• ASSIGNMENT:
Reproduce each line of the material exactly, minus any picture.

────────────────

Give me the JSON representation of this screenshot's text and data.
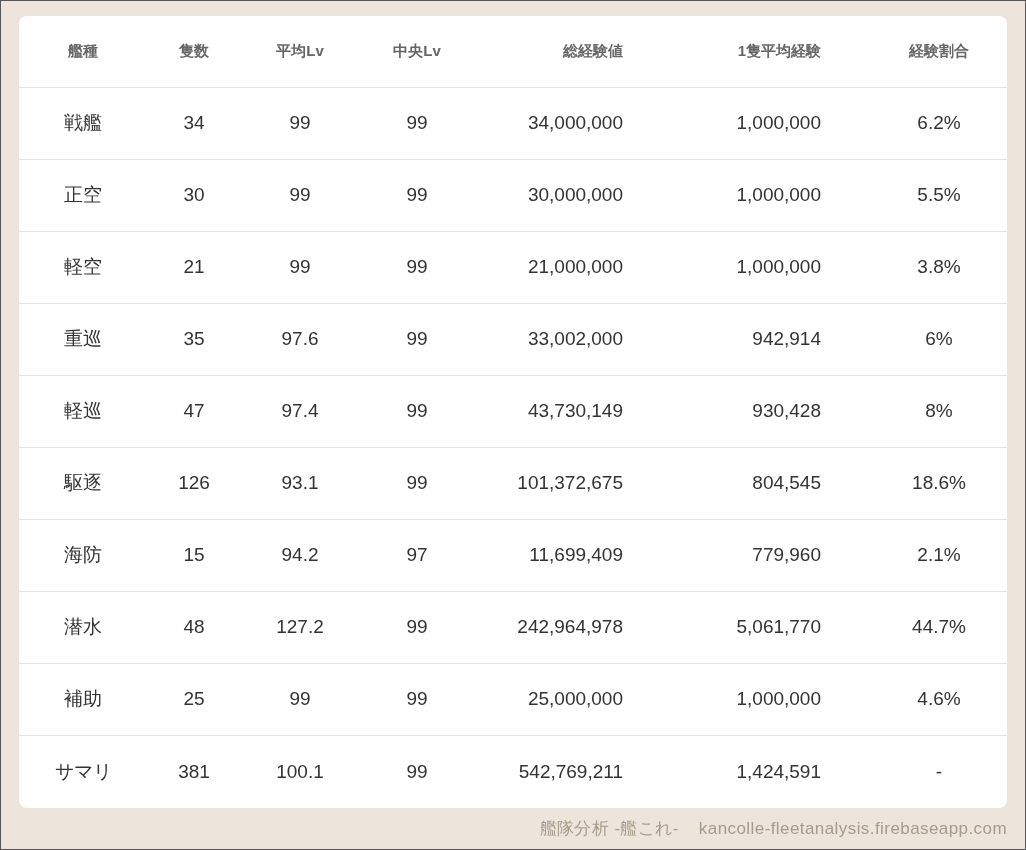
{
  "table": {
    "columns": [
      "艦種",
      "隻数",
      "平均Lv",
      "中央Lv",
      "総経験値",
      "1隻平均経験",
      "経験割合"
    ],
    "rows": [
      [
        "戦艦",
        "34",
        "99",
        "99",
        "34,000,000",
        "1,000,000",
        "6.2%"
      ],
      [
        "正空",
        "30",
        "99",
        "99",
        "30,000,000",
        "1,000,000",
        "5.5%"
      ],
      [
        "軽空",
        "21",
        "99",
        "99",
        "21,000,000",
        "1,000,000",
        "3.8%"
      ],
      [
        "重巡",
        "35",
        "97.6",
        "99",
        "33,002,000",
        "942,914",
        "6%"
      ],
      [
        "軽巡",
        "47",
        "97.4",
        "99",
        "43,730,149",
        "930,428",
        "8%"
      ],
      [
        "駆逐",
        "126",
        "93.1",
        "99",
        "101,372,675",
        "804,545",
        "18.6%"
      ],
      [
        "海防",
        "15",
        "94.2",
        "97",
        "11,699,409",
        "779,960",
        "2.1%"
      ],
      [
        "潜水",
        "48",
        "127.2",
        "99",
        "242,964,978",
        "5,061,770",
        "44.7%"
      ],
      [
        "補助",
        "25",
        "99",
        "99",
        "25,000,000",
        "1,000,000",
        "4.6%"
      ],
      [
        "サマリ",
        "381",
        "100.1",
        "99",
        "542,769,211",
        "1,424,591",
        "-"
      ]
    ]
  },
  "footer": {
    "app_name": "艦隊分析 -艦これ-",
    "url": "kancolle-fleetanalysis.firebaseapp.com"
  }
}
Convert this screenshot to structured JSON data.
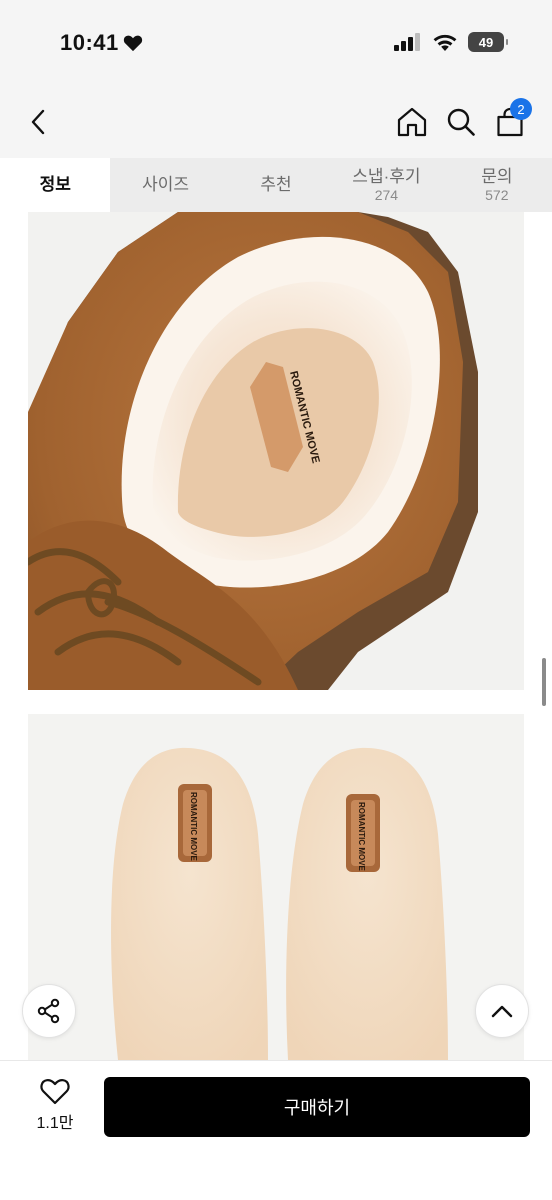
{
  "status_bar": {
    "time": "10:41",
    "battery": "49"
  },
  "header": {
    "back_icon": "chevron-left-icon",
    "home_icon": "home-icon",
    "search_icon": "search-icon",
    "cart_icon": "shopping-bag-icon",
    "cart_badge": "2",
    "accent_color": "#1a73e8"
  },
  "tabs": [
    {
      "label": "정보",
      "count": "",
      "active": true
    },
    {
      "label": "사이즈",
      "count": "",
      "active": false
    },
    {
      "label": "추천",
      "count": "",
      "active": false
    },
    {
      "label": "스냅·후기",
      "count": "274",
      "active": false
    },
    {
      "label": "문의",
      "count": "572",
      "active": false
    }
  ],
  "product": {
    "brand_label_1": "ROMANTIC MOVE",
    "brand_label_2": "ROMANTIC MOVE",
    "brand_label_3": "ROMANTIC MOVE"
  },
  "floating": {
    "share_icon": "share-icon",
    "top_icon": "chevron-up-icon"
  },
  "bottom_bar": {
    "like_icon": "heart-icon",
    "like_count": "1.1만",
    "buy_label": "구매하기"
  }
}
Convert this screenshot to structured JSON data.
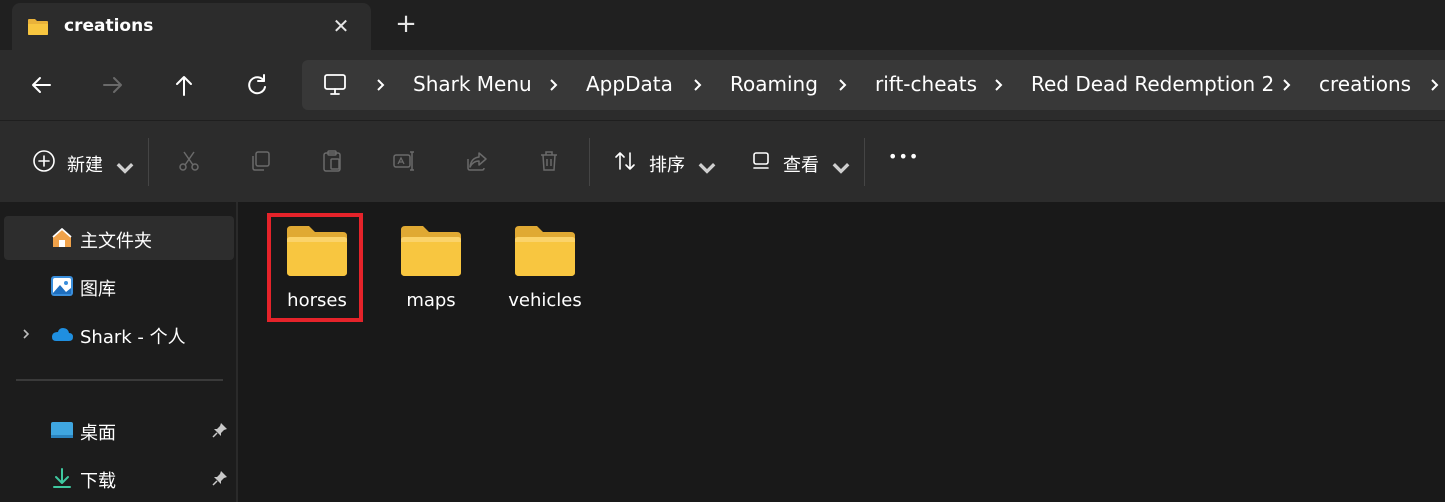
{
  "tab": {
    "title": "creations",
    "close_glyph": "✕",
    "new_tab_glyph": "+"
  },
  "nav": {
    "back_icon": "arrow-left-icon",
    "forward_icon": "arrow-right-icon",
    "up_icon": "arrow-up-icon",
    "refresh_icon": "refresh-icon"
  },
  "breadcrumb": {
    "items": [
      "Shark Menu",
      "AppData",
      "Roaming",
      "rift-cheats",
      "Red Dead Redemption 2",
      "creations"
    ]
  },
  "commands": {
    "new_label": "新建",
    "sort_label": "排序",
    "view_label": "查看",
    "more_glyph": "•••"
  },
  "sidebar": {
    "items": [
      {
        "label": "主文件夹",
        "icon": "home-icon"
      },
      {
        "label": "图库",
        "icon": "gallery-icon"
      },
      {
        "label": "Shark - 个人",
        "icon": "onedrive-icon"
      },
      {
        "label": "桌面",
        "icon": "desktop-icon",
        "pinned": true
      },
      {
        "label": "下载",
        "icon": "download-icon",
        "pinned": true
      }
    ]
  },
  "folders": [
    {
      "name": "horses",
      "highlighted": true
    },
    {
      "name": "maps"
    },
    {
      "name": "vehicles"
    }
  ],
  "colors": {
    "accent_highlight": "#e5232a",
    "folder_yellow": "#f8c640",
    "background": "#1c1c1c"
  }
}
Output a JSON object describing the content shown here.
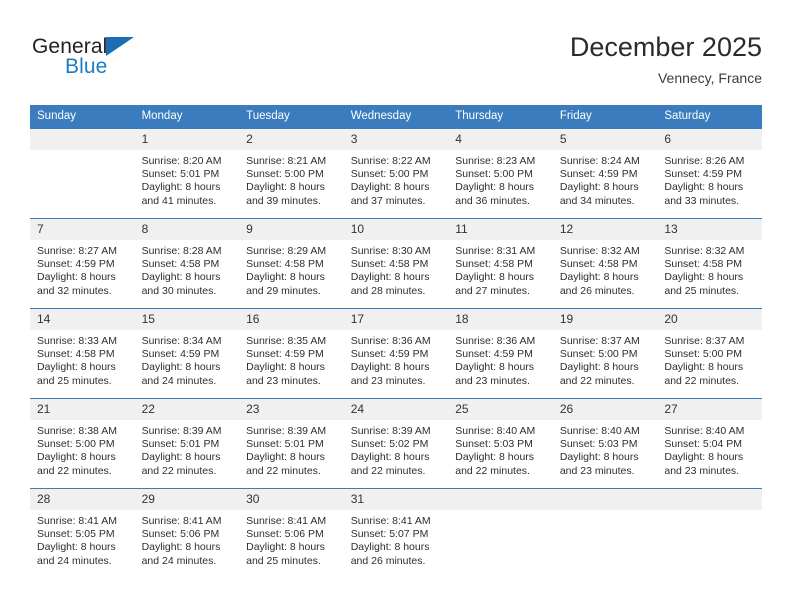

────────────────

• TASK ANSWER:
Give me the JSON representation of this screenshot's text and data.
{
  "table": {
    "columns": [
      "艦種",
      "隻数",
      "平均Lv",
      "中央Lv",
      "総経験値",
      "1隻平均経験",
      "経験割合"
    ],
    "rows": [
      [
        "戦艦",
        "34",
        "99",
        "99",
        "34,000,000",
        "1,000,000",
        "6.2%"
      ],
      [
        "正空",
        "30",
        "99",
        "99",
        "30,000,000",
        "1,000,000",
        "5.5%"
      ],
      [
        "軽空",
        "21",
        "99",
        "99",
        "21,000,000",
        "1,000,000",
        "3.8%"
      ],
      [
        "重巡",
        "35",
        "97.6",
        "99",
        "33,002,000",
        "942,914",
        "6%"
      ],
      [
        "軽巡",
        "47",
        "97.4",
        "99",
        "43,730,149",
        "930,428",
        "8%"
      ],
      [
        "駆逐",
        "126",
        "93.1",
        "99",
        "101,372,675",
        "804,545",
        "18.6%"
      ],
      [
        "海防",
        "15",
        "94.2",
        "97",
        "11,699,409",
        "779,960",
        "2.1%"
      ],
      [
        "潜水",
        "48",
        "127.2",
        "99",
        "242,964,978",
        "5,061,770",
        "44.7%"
      ],
      [
        "補助",
        "25",
        "99",
        "99",
        "25,000,000",
        "1,000,000",
        "4.6%"
      ],
      [
        "サマリ",
        "381",
        "100.1",
        "99",
        "542,769,211",
        "1,424,591",
        "-"
      ]
    ]
  },
  "footer": {
    "app_name": "艦隊分析 -艦これ-",
    "url": "kancolle-fleetanalysis.firebaseapp.com"
  }
}
Convert this screenshot to structured JSON data.
{
  "status_bar": {
    "time": "10:41",
    "battery": "49"
  },
  "header": {
    "back_icon": "chevron-left-icon",
    "home_icon": "home-icon",
    "search_icon": "search-icon",
    "cart_icon": "shopping-bag-icon",
    "cart_badge": "2",
    "accent_color": "#1a73e8"
  },
  "tabs": [
    {
      "label": "정보",
      "count": "",
      "active": true
    },
    {
      "label": "사이즈",
      "count": "",
      "active": false
    },
    {
      "label": "추천",
      "count": "",
      "active": false
    },
    {
      "label": "스냅·후기",
      "count": "274",
      "active": false
    },
    {
      "label": "문의",
      "count": "572",
      "active": false
    }
  ],
  "product": {
    "brand_label_1": "ROMANTIC MOVE",
    "brand_label_2": "ROMANTIC MOVE",
    "brand_label_3": "ROMANTIC MOVE"
  },
  "floating": {
    "share_icon": "share-icon",
    "top_icon": "chevron-up-icon"
  },
  "bottom_bar": {
    "like_icon": "heart-icon",
    "like_count": "1.1만",
    "buy_label": "구매하기"
  }
}
Convert this screenshot to structured JSON data.
{
  "tab": {
    "title": "creations",
    "close_glyph": "✕",
    "new_tab_glyph": "+"
  },
  "nav": {
    "back_icon": "arrow-left-icon",
    "forward_icon": "arrow-right-icon",
    "up_icon": "arrow-up-icon",
    "refresh_icon": "refresh-icon"
  },
  "breadcrumb": {
    "items": [
      "Shark Menu",
      "AppData",
      "Roaming",
      "rift-cheats",
      "Red Dead Redemption 2",
      "creations"
    ]
  },
  "commands": {
    "new_label": "新建",
    "sort_label": "排序",
    "view_label": "查看",
    "more_glyph": "•••"
  },
  "sidebar": {
    "items": [
      {
        "label": "主文件夹",
        "icon": "home-icon"
      },
      {
        "label": "图库",
        "icon": "gallery-icon"
      },
      {
        "label": "Shark - 个人",
        "icon": "onedrive-icon"
      },
      {
        "label": "桌面",
        "icon": "desktop-icon",
        "pinned": true
      },
      {
        "label": "下载",
        "icon": "download-icon",
        "pinned": true
      }
    ]
  },
  "folders": [
    {
      "name": "horses",
      "highlighted": true
    },
    {
      "name": "maps"
    },
    {
      "name": "vehicles"
    }
  ],
  "colors": {
    "accent_highlight": "#e5232a",
    "folder_yellow": "#f8c640",
    "background": "#1c1c1c"
  }
}
Output a JSON object describing the content shown here.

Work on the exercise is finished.